(What is expected): What lines below mention the word "this"? Copy each one.

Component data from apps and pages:
□ □ □ □ □
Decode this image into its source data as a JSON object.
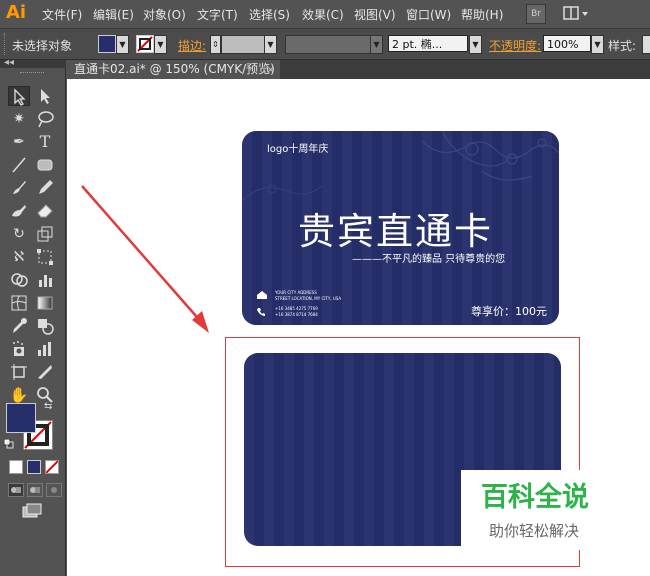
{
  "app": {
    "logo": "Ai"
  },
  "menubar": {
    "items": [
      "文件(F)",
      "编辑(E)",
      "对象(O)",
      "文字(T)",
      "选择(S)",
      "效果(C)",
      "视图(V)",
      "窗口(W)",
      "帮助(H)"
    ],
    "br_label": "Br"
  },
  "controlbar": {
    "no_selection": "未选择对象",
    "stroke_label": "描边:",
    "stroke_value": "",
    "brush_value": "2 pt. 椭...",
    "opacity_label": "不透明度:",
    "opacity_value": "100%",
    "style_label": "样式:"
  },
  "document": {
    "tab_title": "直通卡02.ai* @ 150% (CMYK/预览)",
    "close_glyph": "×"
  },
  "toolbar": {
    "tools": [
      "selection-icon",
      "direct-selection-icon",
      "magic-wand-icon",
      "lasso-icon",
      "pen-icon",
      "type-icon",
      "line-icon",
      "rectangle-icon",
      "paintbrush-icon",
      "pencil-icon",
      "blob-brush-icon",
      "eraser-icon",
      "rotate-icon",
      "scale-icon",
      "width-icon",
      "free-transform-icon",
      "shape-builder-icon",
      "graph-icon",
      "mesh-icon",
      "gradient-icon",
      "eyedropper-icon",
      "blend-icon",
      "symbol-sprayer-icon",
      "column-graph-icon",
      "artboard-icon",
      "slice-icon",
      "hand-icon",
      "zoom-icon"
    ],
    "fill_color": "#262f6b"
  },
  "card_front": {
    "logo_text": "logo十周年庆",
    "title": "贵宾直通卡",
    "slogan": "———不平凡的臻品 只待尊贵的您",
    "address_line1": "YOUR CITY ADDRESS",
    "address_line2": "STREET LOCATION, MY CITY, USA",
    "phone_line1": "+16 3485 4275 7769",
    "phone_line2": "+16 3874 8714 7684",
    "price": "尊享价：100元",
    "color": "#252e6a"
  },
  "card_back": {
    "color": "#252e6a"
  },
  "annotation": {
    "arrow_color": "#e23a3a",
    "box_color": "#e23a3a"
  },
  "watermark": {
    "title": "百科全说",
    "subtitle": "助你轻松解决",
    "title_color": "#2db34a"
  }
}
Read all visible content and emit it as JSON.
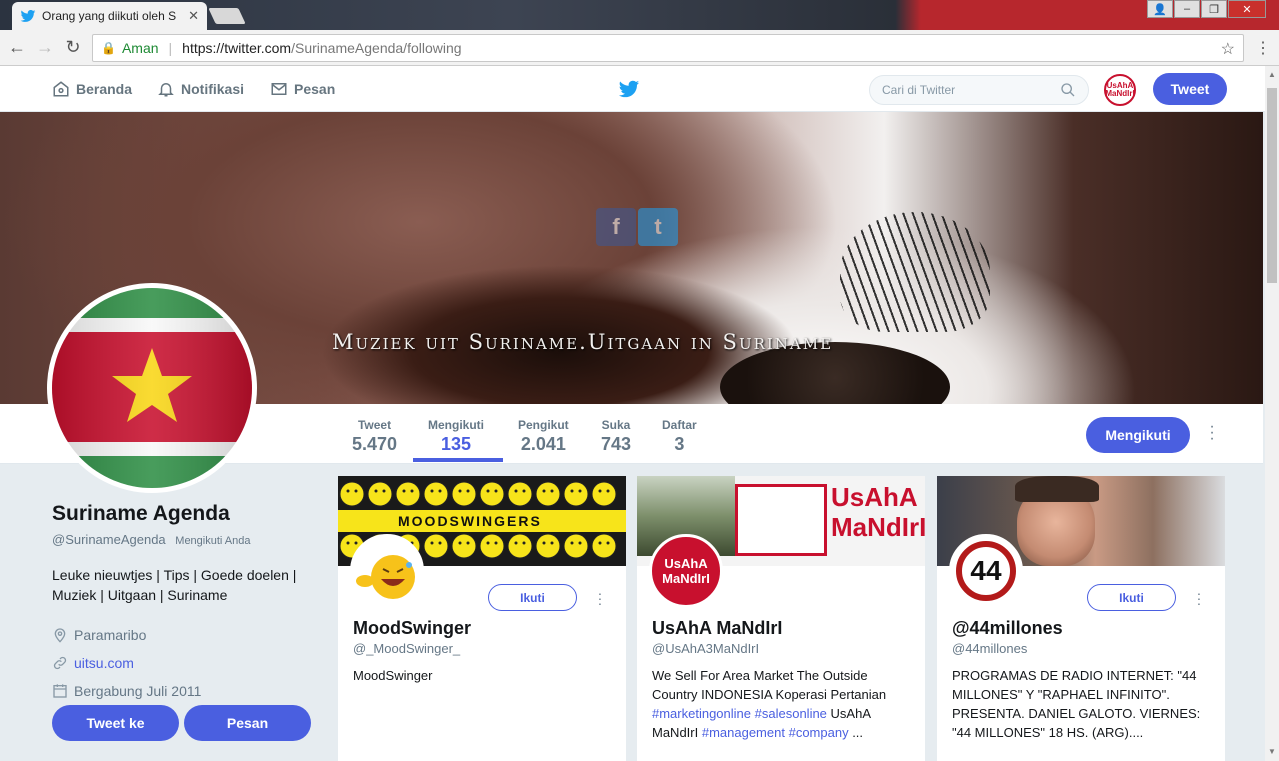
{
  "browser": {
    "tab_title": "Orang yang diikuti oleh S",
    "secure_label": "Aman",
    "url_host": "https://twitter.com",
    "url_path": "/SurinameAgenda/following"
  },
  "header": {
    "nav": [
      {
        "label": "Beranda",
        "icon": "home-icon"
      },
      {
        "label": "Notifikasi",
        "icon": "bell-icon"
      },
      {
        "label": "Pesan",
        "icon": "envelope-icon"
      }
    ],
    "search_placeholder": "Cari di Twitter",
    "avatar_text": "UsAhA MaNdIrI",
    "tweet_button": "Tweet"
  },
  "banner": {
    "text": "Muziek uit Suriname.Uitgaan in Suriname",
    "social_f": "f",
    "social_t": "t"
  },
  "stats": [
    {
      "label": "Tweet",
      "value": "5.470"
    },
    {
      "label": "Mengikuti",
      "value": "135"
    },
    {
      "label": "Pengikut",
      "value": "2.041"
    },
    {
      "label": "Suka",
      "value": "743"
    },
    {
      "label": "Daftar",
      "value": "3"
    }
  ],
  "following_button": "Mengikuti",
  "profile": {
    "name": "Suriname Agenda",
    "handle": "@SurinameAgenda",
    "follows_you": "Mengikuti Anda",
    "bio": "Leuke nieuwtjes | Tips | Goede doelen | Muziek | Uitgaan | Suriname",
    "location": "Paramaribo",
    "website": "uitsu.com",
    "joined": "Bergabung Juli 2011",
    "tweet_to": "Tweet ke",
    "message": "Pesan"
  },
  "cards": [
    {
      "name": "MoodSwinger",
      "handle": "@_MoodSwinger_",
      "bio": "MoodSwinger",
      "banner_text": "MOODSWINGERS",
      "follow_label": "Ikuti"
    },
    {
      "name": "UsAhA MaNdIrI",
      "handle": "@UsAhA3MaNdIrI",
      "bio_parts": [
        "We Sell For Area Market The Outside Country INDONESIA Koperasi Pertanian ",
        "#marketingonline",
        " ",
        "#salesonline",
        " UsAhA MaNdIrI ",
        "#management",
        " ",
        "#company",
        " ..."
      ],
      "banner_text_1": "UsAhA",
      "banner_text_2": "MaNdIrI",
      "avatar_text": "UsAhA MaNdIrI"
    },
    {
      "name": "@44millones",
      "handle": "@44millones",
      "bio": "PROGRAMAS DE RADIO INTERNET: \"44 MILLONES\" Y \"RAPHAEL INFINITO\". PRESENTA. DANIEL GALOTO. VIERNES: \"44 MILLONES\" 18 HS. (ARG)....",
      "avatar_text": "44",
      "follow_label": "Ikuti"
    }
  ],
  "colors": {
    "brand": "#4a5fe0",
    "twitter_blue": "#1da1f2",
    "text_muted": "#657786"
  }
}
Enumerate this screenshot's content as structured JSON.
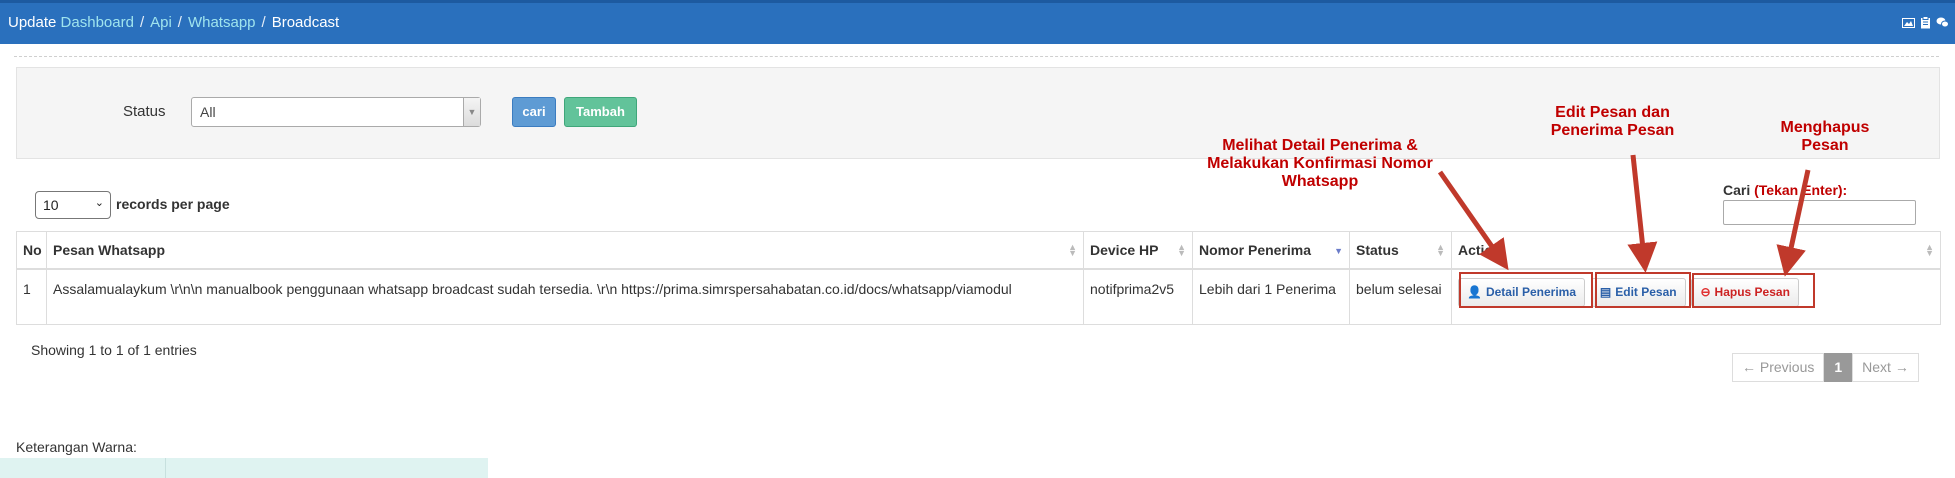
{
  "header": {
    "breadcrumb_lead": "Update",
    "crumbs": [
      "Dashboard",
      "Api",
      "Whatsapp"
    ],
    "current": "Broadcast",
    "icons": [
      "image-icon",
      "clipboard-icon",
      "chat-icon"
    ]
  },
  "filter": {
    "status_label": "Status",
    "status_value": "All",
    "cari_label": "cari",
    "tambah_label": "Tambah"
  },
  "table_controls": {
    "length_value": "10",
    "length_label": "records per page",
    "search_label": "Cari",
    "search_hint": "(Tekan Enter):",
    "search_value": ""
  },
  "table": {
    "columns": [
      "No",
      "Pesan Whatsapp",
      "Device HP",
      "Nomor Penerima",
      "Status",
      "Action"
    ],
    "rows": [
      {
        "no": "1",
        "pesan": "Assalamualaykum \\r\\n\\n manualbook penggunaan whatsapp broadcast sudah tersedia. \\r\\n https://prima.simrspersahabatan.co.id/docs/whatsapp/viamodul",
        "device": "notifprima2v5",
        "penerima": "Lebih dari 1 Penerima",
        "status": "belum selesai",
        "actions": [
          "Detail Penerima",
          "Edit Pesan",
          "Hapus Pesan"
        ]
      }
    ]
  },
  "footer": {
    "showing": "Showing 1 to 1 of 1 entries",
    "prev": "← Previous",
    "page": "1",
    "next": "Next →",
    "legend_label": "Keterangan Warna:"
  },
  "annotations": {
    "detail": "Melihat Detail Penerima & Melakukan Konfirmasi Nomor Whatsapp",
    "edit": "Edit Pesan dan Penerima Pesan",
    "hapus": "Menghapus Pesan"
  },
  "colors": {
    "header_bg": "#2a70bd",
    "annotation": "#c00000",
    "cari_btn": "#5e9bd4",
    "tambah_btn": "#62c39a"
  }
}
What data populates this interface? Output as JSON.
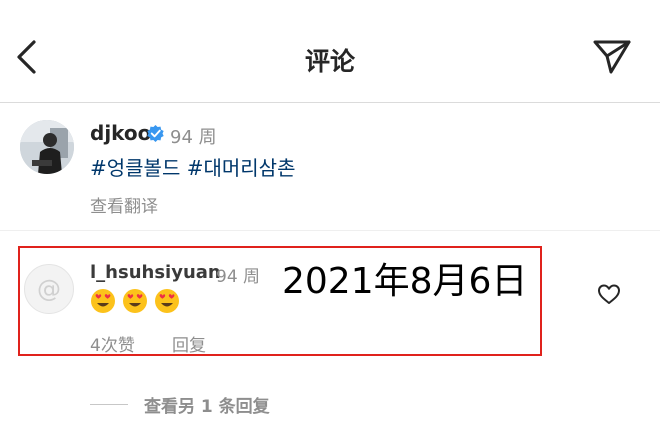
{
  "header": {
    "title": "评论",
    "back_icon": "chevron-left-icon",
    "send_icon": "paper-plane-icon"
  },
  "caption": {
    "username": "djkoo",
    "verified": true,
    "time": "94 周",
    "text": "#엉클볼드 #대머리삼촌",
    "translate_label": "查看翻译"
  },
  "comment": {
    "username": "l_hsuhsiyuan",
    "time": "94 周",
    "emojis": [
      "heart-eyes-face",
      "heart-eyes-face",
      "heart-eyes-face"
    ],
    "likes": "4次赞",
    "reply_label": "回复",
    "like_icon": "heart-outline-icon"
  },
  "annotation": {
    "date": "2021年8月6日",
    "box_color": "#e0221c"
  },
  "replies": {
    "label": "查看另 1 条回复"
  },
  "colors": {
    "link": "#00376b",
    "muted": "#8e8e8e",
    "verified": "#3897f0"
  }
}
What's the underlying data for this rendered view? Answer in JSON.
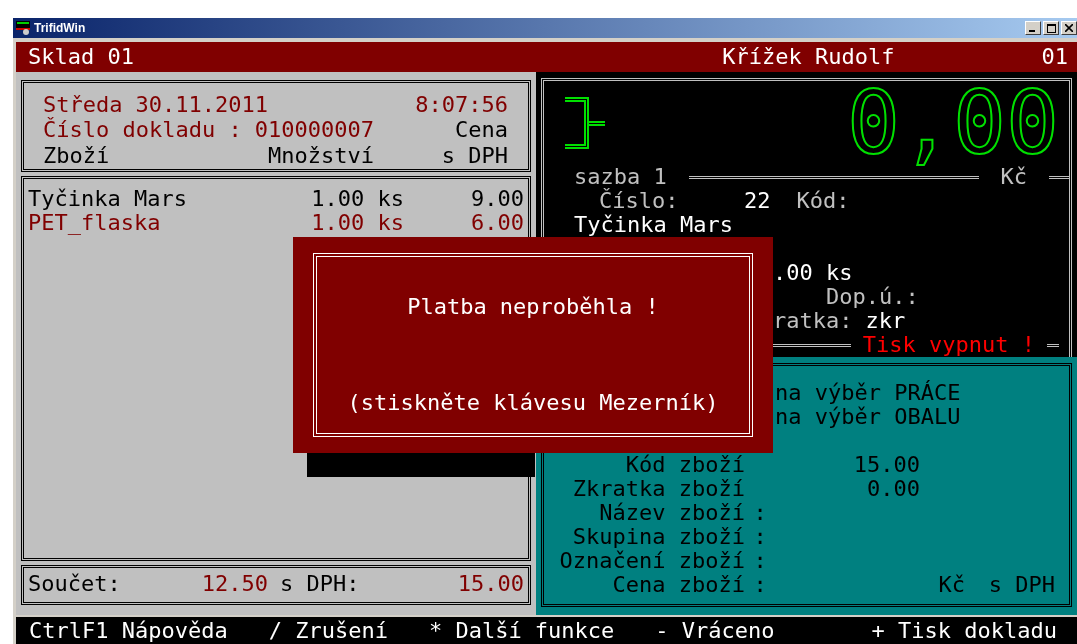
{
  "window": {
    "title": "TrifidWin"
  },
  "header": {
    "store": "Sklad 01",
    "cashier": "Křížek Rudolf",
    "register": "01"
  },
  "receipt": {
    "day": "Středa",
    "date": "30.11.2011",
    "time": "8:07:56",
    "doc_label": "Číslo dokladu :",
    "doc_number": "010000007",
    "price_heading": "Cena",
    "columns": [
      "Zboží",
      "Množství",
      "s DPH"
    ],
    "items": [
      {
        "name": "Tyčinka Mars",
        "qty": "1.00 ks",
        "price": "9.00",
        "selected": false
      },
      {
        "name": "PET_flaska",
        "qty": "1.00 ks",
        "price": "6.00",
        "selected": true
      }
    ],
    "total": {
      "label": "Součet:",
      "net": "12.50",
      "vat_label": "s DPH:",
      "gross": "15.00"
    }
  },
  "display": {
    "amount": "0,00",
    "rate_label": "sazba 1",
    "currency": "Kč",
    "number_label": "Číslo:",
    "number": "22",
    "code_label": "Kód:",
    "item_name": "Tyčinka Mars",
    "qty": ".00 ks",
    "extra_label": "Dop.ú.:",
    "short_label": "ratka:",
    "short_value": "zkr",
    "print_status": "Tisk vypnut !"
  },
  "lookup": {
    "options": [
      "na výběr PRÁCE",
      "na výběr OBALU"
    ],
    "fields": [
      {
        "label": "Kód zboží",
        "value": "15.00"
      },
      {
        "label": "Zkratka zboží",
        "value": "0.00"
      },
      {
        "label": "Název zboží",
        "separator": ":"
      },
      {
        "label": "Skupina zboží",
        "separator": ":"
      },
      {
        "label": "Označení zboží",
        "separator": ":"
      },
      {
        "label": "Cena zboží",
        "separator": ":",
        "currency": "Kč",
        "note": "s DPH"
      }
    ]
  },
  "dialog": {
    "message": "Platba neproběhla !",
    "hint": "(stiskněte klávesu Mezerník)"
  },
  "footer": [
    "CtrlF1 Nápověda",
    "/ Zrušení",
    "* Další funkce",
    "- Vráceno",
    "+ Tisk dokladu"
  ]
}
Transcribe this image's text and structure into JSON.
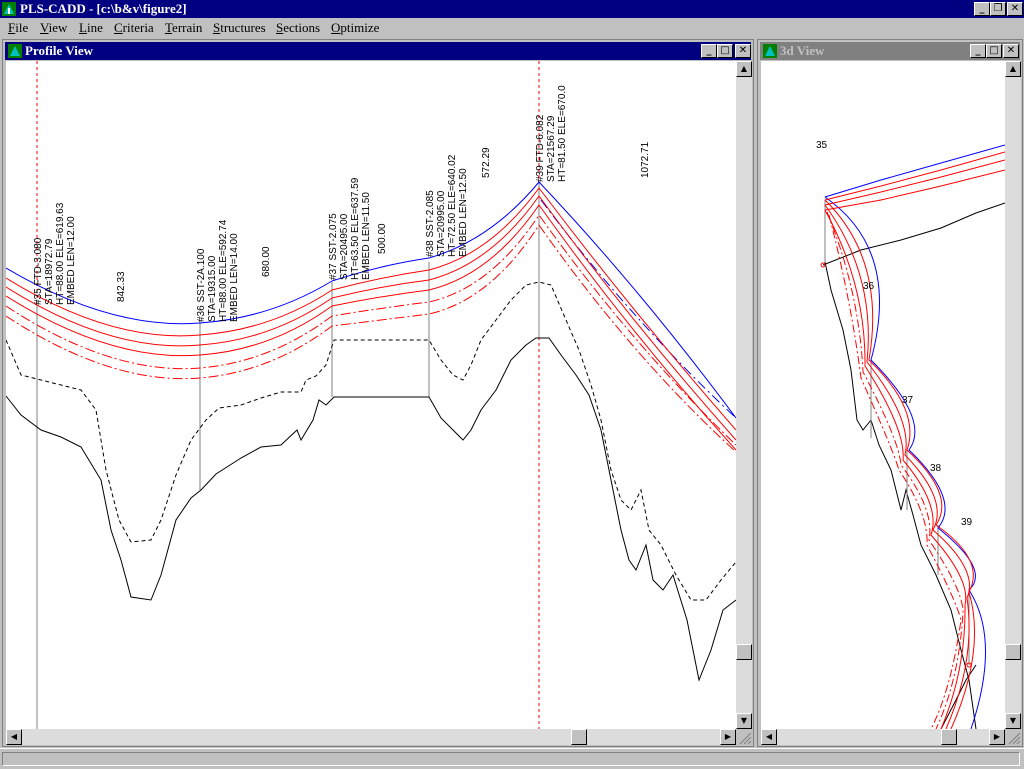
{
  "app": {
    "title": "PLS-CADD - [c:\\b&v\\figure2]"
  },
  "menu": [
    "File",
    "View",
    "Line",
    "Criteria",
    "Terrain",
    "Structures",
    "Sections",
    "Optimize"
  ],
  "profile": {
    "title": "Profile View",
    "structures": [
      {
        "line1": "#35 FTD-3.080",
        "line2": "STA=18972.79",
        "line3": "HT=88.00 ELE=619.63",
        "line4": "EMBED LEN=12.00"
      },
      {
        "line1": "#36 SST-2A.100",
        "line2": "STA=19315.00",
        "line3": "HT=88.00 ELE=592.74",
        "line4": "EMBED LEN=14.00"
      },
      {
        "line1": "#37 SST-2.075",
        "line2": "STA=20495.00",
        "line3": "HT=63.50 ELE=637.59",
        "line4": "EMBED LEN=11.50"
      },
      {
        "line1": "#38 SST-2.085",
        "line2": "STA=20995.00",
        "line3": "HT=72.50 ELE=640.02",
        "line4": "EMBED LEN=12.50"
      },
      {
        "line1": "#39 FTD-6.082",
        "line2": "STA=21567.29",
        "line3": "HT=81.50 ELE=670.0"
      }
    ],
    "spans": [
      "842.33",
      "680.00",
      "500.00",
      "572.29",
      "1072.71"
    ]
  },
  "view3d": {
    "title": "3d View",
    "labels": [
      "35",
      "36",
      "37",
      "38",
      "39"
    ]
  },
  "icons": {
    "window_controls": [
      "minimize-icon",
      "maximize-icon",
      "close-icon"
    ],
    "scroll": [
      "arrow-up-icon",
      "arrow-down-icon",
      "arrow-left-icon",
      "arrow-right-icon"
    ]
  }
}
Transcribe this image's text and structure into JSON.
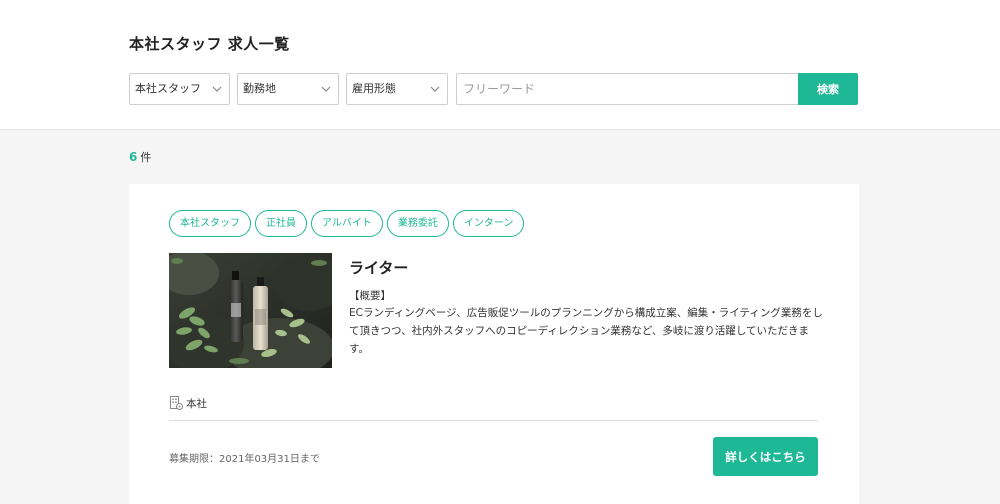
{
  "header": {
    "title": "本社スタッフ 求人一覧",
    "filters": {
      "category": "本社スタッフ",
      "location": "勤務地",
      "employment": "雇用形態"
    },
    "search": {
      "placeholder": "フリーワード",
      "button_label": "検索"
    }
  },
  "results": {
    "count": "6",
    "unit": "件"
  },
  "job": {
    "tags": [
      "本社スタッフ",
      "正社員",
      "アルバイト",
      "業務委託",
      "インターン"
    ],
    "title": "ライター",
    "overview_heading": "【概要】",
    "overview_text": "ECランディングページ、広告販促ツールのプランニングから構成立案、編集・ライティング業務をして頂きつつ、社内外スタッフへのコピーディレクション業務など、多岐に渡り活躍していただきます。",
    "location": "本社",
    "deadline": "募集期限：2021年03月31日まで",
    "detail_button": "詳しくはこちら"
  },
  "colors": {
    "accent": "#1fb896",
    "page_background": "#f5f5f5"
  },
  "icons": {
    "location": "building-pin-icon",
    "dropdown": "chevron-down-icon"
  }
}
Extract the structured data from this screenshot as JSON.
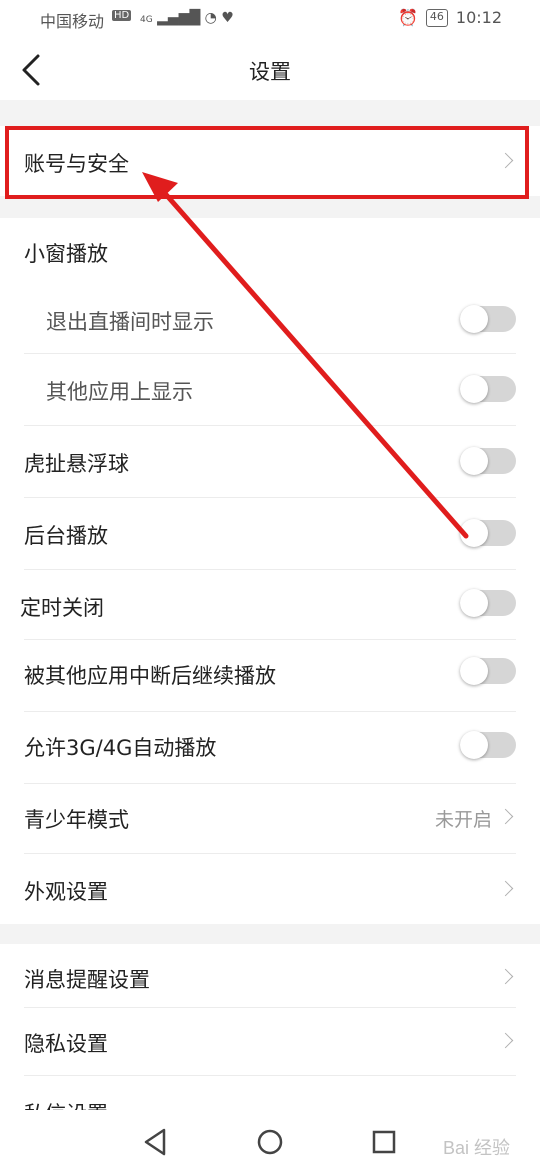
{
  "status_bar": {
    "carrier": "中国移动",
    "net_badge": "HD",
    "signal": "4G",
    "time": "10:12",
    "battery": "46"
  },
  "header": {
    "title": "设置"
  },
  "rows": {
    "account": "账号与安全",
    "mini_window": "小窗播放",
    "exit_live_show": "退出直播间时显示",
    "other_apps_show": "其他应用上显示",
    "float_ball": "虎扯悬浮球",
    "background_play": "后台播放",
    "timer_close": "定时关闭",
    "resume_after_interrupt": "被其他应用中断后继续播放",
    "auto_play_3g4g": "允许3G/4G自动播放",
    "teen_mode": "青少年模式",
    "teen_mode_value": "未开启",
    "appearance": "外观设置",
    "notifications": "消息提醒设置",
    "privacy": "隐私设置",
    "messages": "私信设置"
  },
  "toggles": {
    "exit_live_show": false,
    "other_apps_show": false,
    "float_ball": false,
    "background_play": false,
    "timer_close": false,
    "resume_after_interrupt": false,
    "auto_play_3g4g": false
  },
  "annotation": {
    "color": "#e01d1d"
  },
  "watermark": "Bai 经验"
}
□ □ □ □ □
(Completed exercise):
Decode this image into its source data as a JSON object.
Enumerate this screenshot's content as structured JSON.
What data populates this interface? Output as JSON.
What's the underlying data for this rendered view? Answer in JSON.
Transcribe this image's text and structure into JSON.
Transcribe this image's text and structure into JSON.
Extract the structured data from this screenshot as JSON.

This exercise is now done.